*** Opening DATA IN THIS EXERCISE ***

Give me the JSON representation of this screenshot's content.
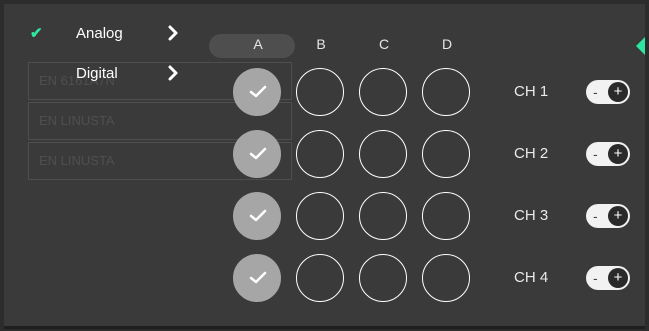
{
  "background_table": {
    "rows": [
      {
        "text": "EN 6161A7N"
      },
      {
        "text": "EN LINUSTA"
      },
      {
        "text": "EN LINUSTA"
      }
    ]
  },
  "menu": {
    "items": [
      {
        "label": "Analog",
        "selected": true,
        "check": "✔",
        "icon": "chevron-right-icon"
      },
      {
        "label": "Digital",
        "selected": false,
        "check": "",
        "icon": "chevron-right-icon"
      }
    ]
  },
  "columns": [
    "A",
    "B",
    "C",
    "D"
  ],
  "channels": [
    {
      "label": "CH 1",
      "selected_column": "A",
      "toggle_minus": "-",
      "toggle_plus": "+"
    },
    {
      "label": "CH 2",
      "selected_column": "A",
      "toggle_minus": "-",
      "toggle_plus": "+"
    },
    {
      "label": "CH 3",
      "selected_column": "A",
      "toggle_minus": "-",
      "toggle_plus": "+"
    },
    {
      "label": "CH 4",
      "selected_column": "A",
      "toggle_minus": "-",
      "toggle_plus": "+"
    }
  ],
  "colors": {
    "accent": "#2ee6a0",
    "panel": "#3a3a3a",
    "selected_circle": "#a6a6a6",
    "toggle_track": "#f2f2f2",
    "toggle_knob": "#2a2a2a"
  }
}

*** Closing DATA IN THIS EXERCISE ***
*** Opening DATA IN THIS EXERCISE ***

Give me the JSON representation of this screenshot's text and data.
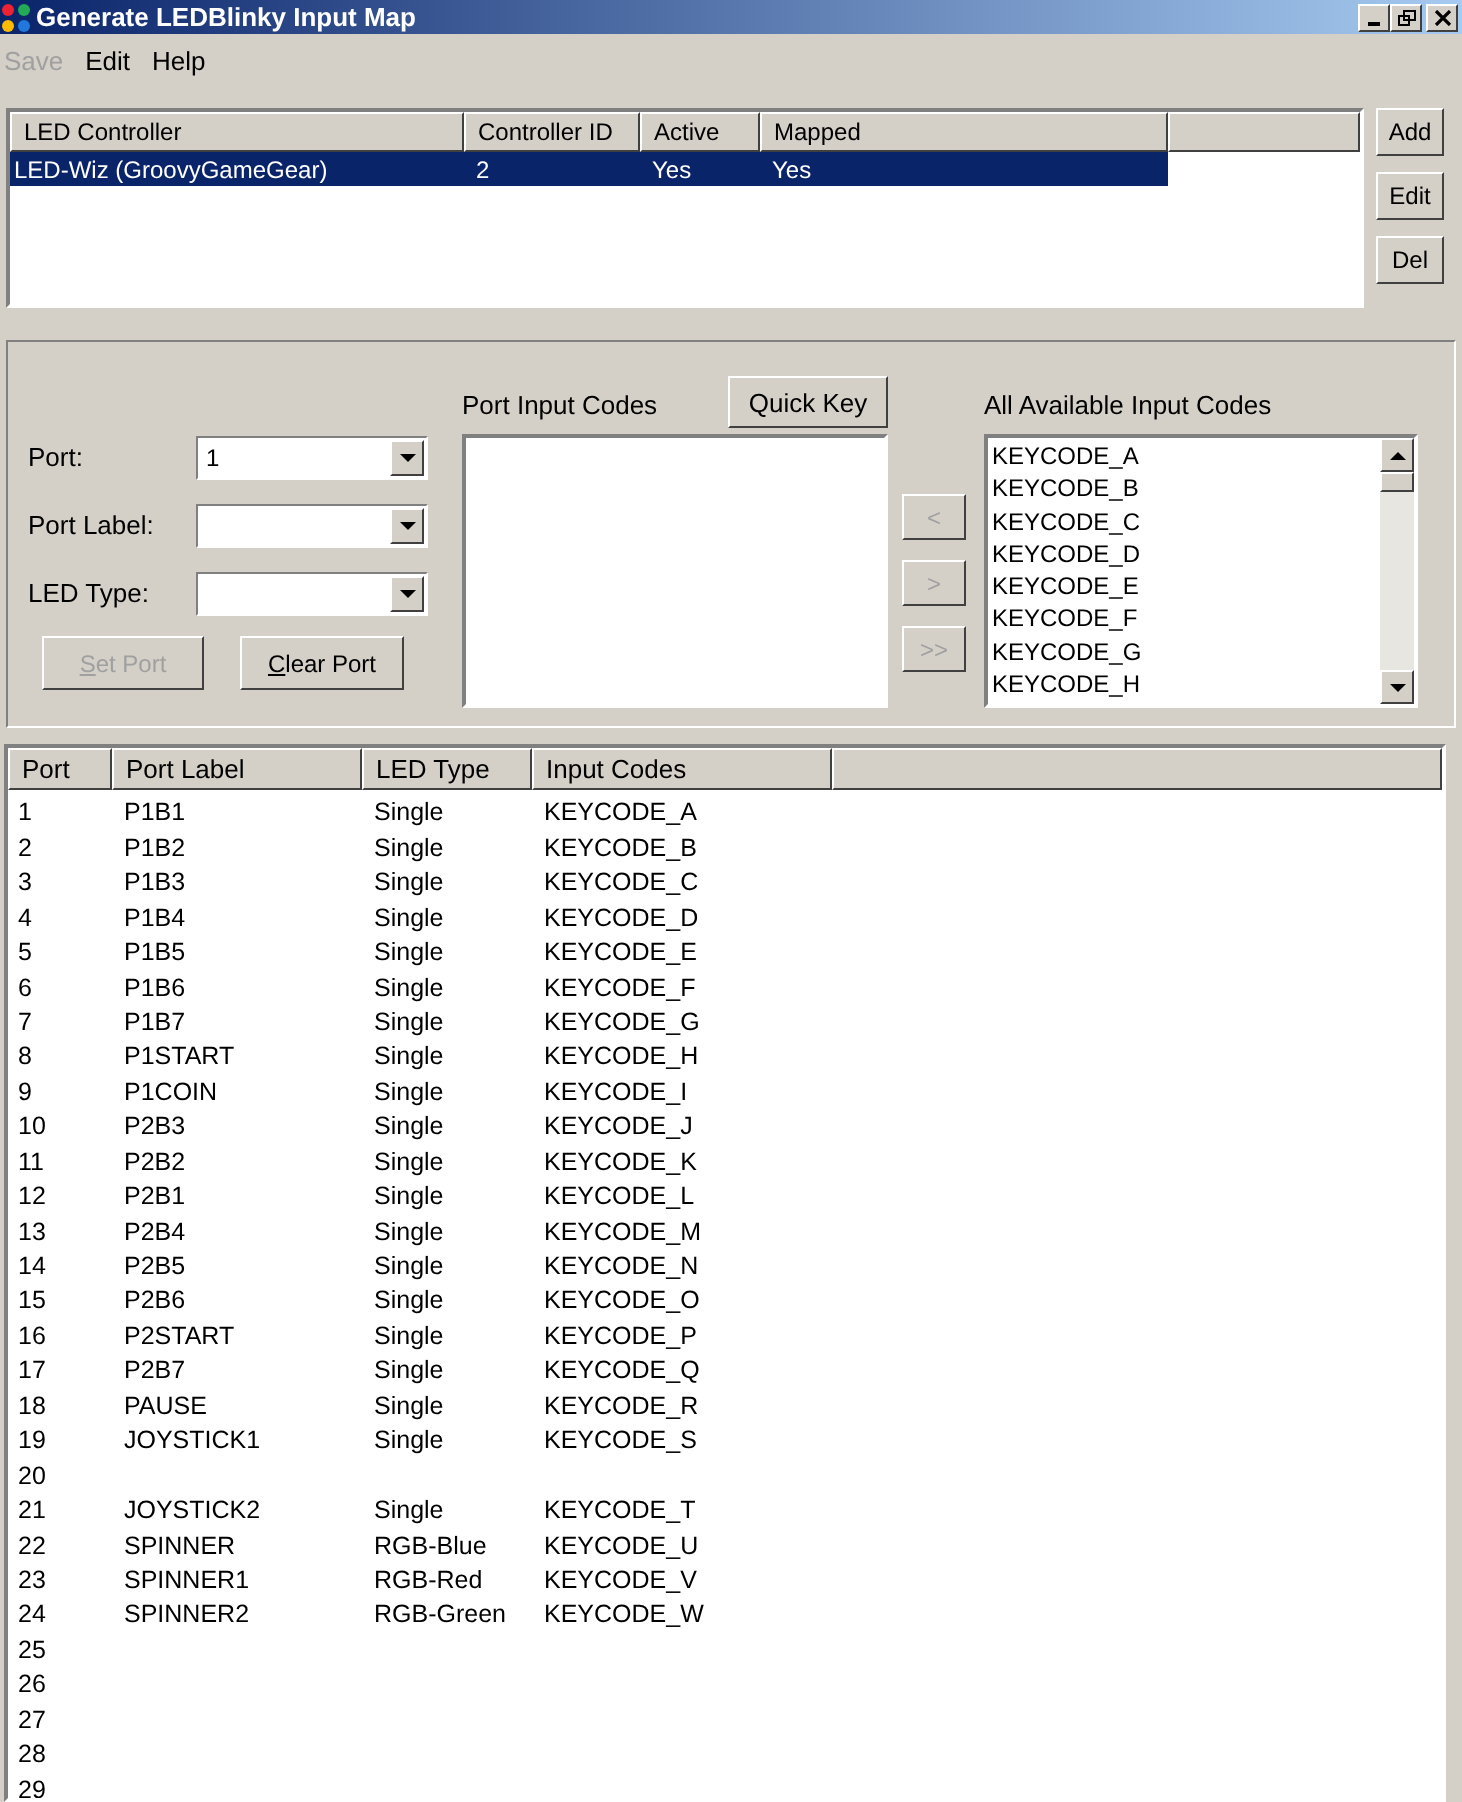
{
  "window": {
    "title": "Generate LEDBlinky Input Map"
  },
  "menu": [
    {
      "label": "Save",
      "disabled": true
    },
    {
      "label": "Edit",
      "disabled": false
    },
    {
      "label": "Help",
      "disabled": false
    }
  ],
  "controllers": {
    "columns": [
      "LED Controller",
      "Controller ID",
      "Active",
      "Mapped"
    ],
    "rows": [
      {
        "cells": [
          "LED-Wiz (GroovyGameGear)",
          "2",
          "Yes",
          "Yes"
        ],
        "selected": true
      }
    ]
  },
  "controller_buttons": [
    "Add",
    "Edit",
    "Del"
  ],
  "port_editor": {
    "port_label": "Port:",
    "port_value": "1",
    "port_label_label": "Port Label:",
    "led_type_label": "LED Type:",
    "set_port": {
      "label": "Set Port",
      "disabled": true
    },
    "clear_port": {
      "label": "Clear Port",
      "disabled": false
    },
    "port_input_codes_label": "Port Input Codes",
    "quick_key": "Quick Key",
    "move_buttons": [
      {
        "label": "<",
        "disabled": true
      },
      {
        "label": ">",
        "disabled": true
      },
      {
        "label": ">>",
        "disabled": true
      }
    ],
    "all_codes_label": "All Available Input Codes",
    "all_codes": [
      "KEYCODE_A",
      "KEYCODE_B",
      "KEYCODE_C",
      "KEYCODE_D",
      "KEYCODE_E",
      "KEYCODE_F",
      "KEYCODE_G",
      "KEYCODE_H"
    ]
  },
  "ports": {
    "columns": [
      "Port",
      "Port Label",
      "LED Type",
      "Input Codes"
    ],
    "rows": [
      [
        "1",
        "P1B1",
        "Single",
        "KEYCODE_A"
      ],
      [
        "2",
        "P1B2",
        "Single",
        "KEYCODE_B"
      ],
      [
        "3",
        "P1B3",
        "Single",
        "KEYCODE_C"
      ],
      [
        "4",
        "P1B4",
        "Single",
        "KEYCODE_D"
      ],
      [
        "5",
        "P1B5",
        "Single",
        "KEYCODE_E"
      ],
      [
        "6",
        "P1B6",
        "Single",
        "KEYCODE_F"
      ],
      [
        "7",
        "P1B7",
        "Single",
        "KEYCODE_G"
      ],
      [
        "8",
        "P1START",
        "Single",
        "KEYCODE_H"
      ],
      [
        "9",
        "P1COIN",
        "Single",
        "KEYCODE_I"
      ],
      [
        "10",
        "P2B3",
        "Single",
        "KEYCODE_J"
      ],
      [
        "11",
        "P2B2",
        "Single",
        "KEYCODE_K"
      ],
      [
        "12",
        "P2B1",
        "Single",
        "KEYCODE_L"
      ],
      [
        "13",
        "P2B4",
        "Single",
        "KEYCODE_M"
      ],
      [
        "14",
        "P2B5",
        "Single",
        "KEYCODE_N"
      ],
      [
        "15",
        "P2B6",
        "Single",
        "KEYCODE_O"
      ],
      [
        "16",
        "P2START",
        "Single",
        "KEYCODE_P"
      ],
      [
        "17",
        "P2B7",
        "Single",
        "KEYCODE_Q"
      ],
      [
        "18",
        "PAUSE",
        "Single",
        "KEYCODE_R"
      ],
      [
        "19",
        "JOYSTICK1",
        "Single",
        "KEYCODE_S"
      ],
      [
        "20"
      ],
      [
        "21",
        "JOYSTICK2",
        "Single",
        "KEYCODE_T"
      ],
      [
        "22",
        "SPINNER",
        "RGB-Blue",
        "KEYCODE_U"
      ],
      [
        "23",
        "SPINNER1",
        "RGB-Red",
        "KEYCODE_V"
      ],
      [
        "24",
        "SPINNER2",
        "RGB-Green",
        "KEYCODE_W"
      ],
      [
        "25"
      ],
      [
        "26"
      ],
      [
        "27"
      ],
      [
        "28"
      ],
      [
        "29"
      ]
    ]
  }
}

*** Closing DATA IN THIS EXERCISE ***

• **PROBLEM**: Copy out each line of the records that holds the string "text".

• **RESPONSE TO THIS EXERCISE**:
        "text": "EN 6161A7N"
        "text": "EN LINUSTA"
        "text": "EN LINUSTA"
Give me the JSON representation of this screenshot's text and data.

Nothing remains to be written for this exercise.